> Work instructions
The full set of entries must be copied exactly.

━━━━━ Records supplied ━━━━━

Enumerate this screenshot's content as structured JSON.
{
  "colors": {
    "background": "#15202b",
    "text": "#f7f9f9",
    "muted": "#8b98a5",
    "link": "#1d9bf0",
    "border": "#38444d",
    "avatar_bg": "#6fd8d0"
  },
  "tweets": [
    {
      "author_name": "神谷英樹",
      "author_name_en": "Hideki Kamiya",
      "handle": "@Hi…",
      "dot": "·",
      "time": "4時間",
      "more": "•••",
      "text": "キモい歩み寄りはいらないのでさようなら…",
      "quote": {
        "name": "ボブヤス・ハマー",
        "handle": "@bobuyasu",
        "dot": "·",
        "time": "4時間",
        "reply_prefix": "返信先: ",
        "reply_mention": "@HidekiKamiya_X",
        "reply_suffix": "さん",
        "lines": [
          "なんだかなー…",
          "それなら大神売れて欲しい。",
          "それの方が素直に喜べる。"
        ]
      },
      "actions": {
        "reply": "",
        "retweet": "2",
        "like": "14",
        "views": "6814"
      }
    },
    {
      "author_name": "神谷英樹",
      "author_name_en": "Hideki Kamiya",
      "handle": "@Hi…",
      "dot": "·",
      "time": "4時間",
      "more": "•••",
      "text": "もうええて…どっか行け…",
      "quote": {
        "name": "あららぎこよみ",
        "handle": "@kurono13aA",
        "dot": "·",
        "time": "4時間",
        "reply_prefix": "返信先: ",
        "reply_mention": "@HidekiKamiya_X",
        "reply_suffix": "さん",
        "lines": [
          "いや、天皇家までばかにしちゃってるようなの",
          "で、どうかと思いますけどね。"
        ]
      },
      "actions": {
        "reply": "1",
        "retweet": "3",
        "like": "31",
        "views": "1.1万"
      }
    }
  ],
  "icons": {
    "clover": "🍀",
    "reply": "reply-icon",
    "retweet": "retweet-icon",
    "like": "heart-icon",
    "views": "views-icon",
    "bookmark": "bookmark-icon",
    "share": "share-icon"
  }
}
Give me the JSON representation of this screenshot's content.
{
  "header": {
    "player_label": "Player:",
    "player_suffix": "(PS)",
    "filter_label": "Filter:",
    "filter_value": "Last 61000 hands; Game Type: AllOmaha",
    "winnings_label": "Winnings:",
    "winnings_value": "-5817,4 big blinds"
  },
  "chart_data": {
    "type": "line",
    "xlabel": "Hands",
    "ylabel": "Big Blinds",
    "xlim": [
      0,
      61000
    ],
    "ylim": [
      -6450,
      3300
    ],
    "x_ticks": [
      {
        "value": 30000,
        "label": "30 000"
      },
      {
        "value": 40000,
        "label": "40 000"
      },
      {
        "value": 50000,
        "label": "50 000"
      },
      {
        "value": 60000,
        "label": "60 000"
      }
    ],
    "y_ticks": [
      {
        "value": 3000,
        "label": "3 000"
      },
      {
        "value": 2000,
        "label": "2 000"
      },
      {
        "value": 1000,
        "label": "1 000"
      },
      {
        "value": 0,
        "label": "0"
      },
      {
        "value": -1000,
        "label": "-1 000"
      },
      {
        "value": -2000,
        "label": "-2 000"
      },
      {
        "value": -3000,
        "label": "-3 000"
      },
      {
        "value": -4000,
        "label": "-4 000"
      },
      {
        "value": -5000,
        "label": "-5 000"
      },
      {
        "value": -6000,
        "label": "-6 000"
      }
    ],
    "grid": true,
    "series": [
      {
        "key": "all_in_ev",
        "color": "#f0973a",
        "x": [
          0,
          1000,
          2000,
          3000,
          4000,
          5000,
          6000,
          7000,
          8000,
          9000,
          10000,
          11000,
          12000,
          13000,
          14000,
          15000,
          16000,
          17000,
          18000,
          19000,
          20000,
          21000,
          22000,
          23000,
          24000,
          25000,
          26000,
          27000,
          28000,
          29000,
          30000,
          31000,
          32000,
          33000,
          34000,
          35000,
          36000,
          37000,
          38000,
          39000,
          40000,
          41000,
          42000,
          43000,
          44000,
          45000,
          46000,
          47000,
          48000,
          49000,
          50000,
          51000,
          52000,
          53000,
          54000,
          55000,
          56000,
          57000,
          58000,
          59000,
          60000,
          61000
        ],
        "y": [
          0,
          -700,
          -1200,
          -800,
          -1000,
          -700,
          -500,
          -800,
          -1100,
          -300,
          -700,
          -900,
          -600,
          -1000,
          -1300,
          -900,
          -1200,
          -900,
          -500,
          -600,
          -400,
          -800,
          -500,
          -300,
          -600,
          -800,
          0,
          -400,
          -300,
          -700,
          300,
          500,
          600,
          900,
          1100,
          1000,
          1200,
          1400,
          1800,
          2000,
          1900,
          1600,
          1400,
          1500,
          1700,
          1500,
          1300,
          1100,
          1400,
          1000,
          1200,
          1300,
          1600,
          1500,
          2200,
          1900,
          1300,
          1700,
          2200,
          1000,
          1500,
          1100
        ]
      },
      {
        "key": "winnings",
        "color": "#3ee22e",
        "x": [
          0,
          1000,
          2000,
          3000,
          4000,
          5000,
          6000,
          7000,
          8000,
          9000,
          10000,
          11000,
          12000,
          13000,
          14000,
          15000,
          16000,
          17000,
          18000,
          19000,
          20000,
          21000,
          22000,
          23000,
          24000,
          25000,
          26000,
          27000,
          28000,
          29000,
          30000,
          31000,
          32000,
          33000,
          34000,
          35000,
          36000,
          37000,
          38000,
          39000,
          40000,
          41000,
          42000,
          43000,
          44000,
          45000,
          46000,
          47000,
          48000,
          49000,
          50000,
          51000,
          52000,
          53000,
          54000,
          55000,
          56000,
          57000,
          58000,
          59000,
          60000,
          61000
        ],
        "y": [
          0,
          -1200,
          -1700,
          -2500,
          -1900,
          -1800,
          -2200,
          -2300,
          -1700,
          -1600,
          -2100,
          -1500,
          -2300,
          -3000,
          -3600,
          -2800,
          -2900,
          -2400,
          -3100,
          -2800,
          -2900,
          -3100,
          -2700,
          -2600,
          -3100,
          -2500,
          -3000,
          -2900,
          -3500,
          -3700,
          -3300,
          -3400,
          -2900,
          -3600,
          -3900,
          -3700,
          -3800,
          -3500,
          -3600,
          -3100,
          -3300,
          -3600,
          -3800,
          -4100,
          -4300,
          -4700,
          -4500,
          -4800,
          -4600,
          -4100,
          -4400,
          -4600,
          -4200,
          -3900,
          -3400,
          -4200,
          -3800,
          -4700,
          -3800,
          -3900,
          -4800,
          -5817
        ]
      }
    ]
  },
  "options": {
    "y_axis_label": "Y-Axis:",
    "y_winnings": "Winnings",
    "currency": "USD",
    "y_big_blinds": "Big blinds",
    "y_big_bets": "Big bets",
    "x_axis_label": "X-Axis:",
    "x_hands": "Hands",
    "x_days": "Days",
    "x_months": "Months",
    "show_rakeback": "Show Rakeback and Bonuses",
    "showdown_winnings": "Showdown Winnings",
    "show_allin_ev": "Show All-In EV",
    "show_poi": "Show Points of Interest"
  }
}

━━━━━

> Task output
Enumerate this screenshot's content as structured JSON.
{
  "colors": {
    "background": "#15202b",
    "text": "#f7f9f9",
    "muted": "#8b98a5",
    "link": "#1d9bf0",
    "border": "#38444d",
    "avatar_bg": "#6fd8d0"
  },
  "tweets": [
    {
      "author_name": "神谷英樹",
      "author_name_en": "Hideki Kamiya",
      "handle": "@Hi…",
      "dot": "·",
      "time": "4時間",
      "more": "•••",
      "text": "キモい歩み寄りはいらないのでさようなら…",
      "quote": {
        "name": "ボブヤス・ハマー",
        "handle": "@bobuyasu",
        "dot": "·",
        "time": "4時間",
        "reply_prefix": "返信先: ",
        "reply_mention": "@HidekiKamiya_X",
        "reply_suffix": "さん",
        "lines": [
          "なんだかなー…",
          "それなら大神売れて欲しい。",
          "それの方が素直に喜べる。"
        ]
      },
      "actions": {
        "reply": "",
        "retweet": "2",
        "like": "14",
        "views": "6814"
      }
    },
    {
      "author_name": "神谷英樹",
      "author_name_en": "Hideki Kamiya",
      "handle": "@Hi…",
      "dot": "·",
      "time": "4時間",
      "more": "•••",
      "text": "もうええて…どっか行け…",
      "quote": {
        "name": "あららぎこよみ",
        "handle": "@kurono13aA",
        "dot": "·",
        "time": "4時間",
        "reply_prefix": "返信先: ",
        "reply_mention": "@HidekiKamiya_X",
        "reply_suffix": "さん",
        "lines": [
          "いや、天皇家までばかにしちゃってるようなの",
          "で、どうかと思いますけどね。"
        ]
      },
      "actions": {
        "reply": "1",
        "retweet": "3",
        "like": "31",
        "views": "1.1万"
      }
    }
  ],
  "icons": {
    "clover": "🍀",
    "reply": "reply-icon",
    "retweet": "retweet-icon",
    "like": "heart-icon",
    "views": "views-icon",
    "bookmark": "bookmark-icon",
    "share": "share-icon"
  }
}
Give me the JSON representation of this screenshot's content.
{
  "header": {
    "player_label": "Player:",
    "player_suffix": "(PS)",
    "filter_label": "Filter:",
    "filter_value": "Last 61000 hands; Game Type: AllOmaha",
    "winnings_label": "Winnings:",
    "winnings_value": "-5817,4 big blinds"
  },
  "chart_data": {
    "type": "line",
    "xlabel": "Hands",
    "ylabel": "Big Blinds",
    "xlim": [
      0,
      61000
    ],
    "ylim": [
      -6450,
      3300
    ],
    "x_ticks": [
      {
        "value": 30000,
        "label": "30 000"
      },
      {
        "value": 40000,
        "label": "40 000"
      },
      {
        "value": 50000,
        "label": "50 000"
      },
      {
        "value": 60000,
        "label": "60 000"
      }
    ],
    "y_ticks": [
      {
        "value": 3000,
        "label": "3 000"
      },
      {
        "value": 2000,
        "label": "2 000"
      },
      {
        "value": 1000,
        "label": "1 000"
      },
      {
        "value": 0,
        "label": "0"
      },
      {
        "value": -1000,
        "label": "-1 000"
      },
      {
        "value": -2000,
        "label": "-2 000"
      },
      {
        "value": -3000,
        "label": "-3 000"
      },
      {
        "value": -4000,
        "label": "-4 000"
      },
      {
        "value": -5000,
        "label": "-5 000"
      },
      {
        "value": -6000,
        "label": "-6 000"
      }
    ],
    "grid": true,
    "series": [
      {
        "key": "all_in_ev",
        "color": "#f0973a",
        "x": [
          0,
          1000,
          2000,
          3000,
          4000,
          5000,
          6000,
          7000,
          8000,
          9000,
          10000,
          11000,
          12000,
          13000,
          14000,
          15000,
          16000,
          17000,
          18000,
          19000,
          20000,
          21000,
          22000,
          23000,
          24000,
          25000,
          26000,
          27000,
          28000,
          29000,
          30000,
          31000,
          32000,
          33000,
          34000,
          35000,
          36000,
          37000,
          38000,
          39000,
          40000,
          41000,
          42000,
          43000,
          44000,
          45000,
          46000,
          47000,
          48000,
          49000,
          50000,
          51000,
          52000,
          53000,
          54000,
          55000,
          56000,
          57000,
          58000,
          59000,
          60000,
          61000
        ],
        "y": [
          0,
          -700,
          -1200,
          -800,
          -1000,
          -700,
          -500,
          -800,
          -1100,
          -300,
          -700,
          -900,
          -600,
          -1000,
          -1300,
          -900,
          -1200,
          -900,
          -500,
          -600,
          -400,
          -800,
          -500,
          -300,
          -600,
          -800,
          0,
          -400,
          -300,
          -700,
          300,
          500,
          600,
          900,
          1100,
          1000,
          1200,
          1400,
          1800,
          2000,
          1900,
          1600,
          1400,
          1500,
          1700,
          1500,
          1300,
          1100,
          1400,
          1000,
          1200,
          1300,
          1600,
          1500,
          2200,
          1900,
          1300,
          1700,
          2200,
          1000,
          1500,
          1100
        ]
      },
      {
        "key": "winnings",
        "color": "#3ee22e",
        "x": [
          0,
          1000,
          2000,
          3000,
          4000,
          5000,
          6000,
          7000,
          8000,
          9000,
          10000,
          11000,
          12000,
          13000,
          14000,
          15000,
          16000,
          17000,
          18000,
          19000,
          20000,
          21000,
          22000,
          23000,
          24000,
          25000,
          26000,
          27000,
          28000,
          29000,
          30000,
          31000,
          32000,
          33000,
          34000,
          35000,
          36000,
          37000,
          38000,
          39000,
          40000,
          41000,
          42000,
          43000,
          44000,
          45000,
          46000,
          47000,
          48000,
          49000,
          50000,
          51000,
          52000,
          53000,
          54000,
          55000,
          56000,
          57000,
          58000,
          59000,
          60000,
          61000
        ],
        "y": [
          0,
          -1200,
          -1700,
          -2500,
          -1900,
          -1800,
          -2200,
          -2300,
          -1700,
          -1600,
          -2100,
          -1500,
          -2300,
          -3000,
          -3600,
          -2800,
          -2900,
          -2400,
          -3100,
          -2800,
          -2900,
          -3100,
          -2700,
          -2600,
          -3100,
          -2500,
          -3000,
          -2900,
          -3500,
          -3700,
          -3300,
          -3400,
          -2900,
          -3600,
          -3900,
          -3700,
          -3800,
          -3500,
          -3600,
          -3100,
          -3300,
          -3600,
          -3800,
          -4100,
          -4300,
          -4700,
          -4500,
          -4800,
          -4600,
          -4100,
          -4400,
          -4600,
          -4200,
          -3900,
          -3400,
          -4200,
          -3800,
          -4700,
          -3800,
          -3900,
          -4800,
          -5817
        ]
      }
    ]
  },
  "options": {
    "y_axis_label": "Y-Axis:",
    "y_winnings": "Winnings",
    "currency": "USD",
    "y_big_blinds": "Big blinds",
    "y_big_bets": "Big bets",
    "x_axis_label": "X-Axis:",
    "x_hands": "Hands",
    "x_days": "Days",
    "x_months": "Months",
    "show_rakeback": "Show Rakeback and Bonuses",
    "showdown_winnings": "Showdown Winnings",
    "show_allin_ev": "Show All-In EV",
    "show_poi": "Show Points of Interest"
  }
}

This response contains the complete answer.